▶ [WHAT YOU NEED TO DO]: What follows is a set of records; give them all back exactly.

▶ [SOURCE MATERIAL]:
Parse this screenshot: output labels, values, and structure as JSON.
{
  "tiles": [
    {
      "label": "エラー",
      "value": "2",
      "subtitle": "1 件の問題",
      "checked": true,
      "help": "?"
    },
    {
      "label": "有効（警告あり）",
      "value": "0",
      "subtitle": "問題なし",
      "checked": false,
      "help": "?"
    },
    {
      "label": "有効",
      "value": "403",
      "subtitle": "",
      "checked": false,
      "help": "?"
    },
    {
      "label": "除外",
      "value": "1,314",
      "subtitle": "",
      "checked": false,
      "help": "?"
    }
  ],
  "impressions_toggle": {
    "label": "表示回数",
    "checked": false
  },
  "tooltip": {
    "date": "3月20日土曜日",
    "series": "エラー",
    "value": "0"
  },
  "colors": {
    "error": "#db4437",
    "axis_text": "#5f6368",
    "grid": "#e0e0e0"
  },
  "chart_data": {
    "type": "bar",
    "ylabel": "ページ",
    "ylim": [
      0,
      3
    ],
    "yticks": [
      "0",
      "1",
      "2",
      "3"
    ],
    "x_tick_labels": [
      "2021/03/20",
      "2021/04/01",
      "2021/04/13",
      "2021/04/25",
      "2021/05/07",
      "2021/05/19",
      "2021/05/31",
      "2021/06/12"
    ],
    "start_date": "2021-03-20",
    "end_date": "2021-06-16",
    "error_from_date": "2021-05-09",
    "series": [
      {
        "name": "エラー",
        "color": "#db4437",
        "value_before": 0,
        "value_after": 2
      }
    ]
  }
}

▶ [ANSWER TO THE PROBLEM]:
Parse this screenshot: output labels, values, and structure as JSON.
{
  "tiles": [
    {
      "label": "エラー",
      "value": "2",
      "subtitle": "1 件の問題",
      "checked": true,
      "help": "?"
    },
    {
      "label": "有効（警告あり）",
      "value": "0",
      "subtitle": "問題なし",
      "checked": false,
      "help": "?"
    },
    {
      "label": "有効",
      "value": "403",
      "subtitle": "",
      "checked": false,
      "help": "?"
    },
    {
      "label": "除外",
      "value": "1,314",
      "subtitle": "",
      "checked": false,
      "help": "?"
    }
  ],
  "impressions_toggle": {
    "label": "表示回数",
    "checked": false
  },
  "tooltip": {
    "date": "3月20日土曜日",
    "series": "エラー",
    "value": "0"
  },
  "colors": {
    "error": "#db4437",
    "axis_text": "#5f6368",
    "grid": "#e0e0e0"
  },
  "chart_data": {
    "type": "bar",
    "ylabel": "ページ",
    "ylim": [
      0,
      3
    ],
    "yticks": [
      "0",
      "1",
      "2",
      "3"
    ],
    "x_tick_labels": [
      "2021/03/20",
      "2021/04/01",
      "2021/04/13",
      "2021/04/25",
      "2021/05/07",
      "2021/05/19",
      "2021/05/31",
      "2021/06/12"
    ],
    "start_date": "2021-03-20",
    "end_date": "2021-06-16",
    "error_from_date": "2021-05-09",
    "series": [
      {
        "name": "エラー",
        "color": "#db4437",
        "value_before": 0,
        "value_after": 2
      }
    ]
  }
}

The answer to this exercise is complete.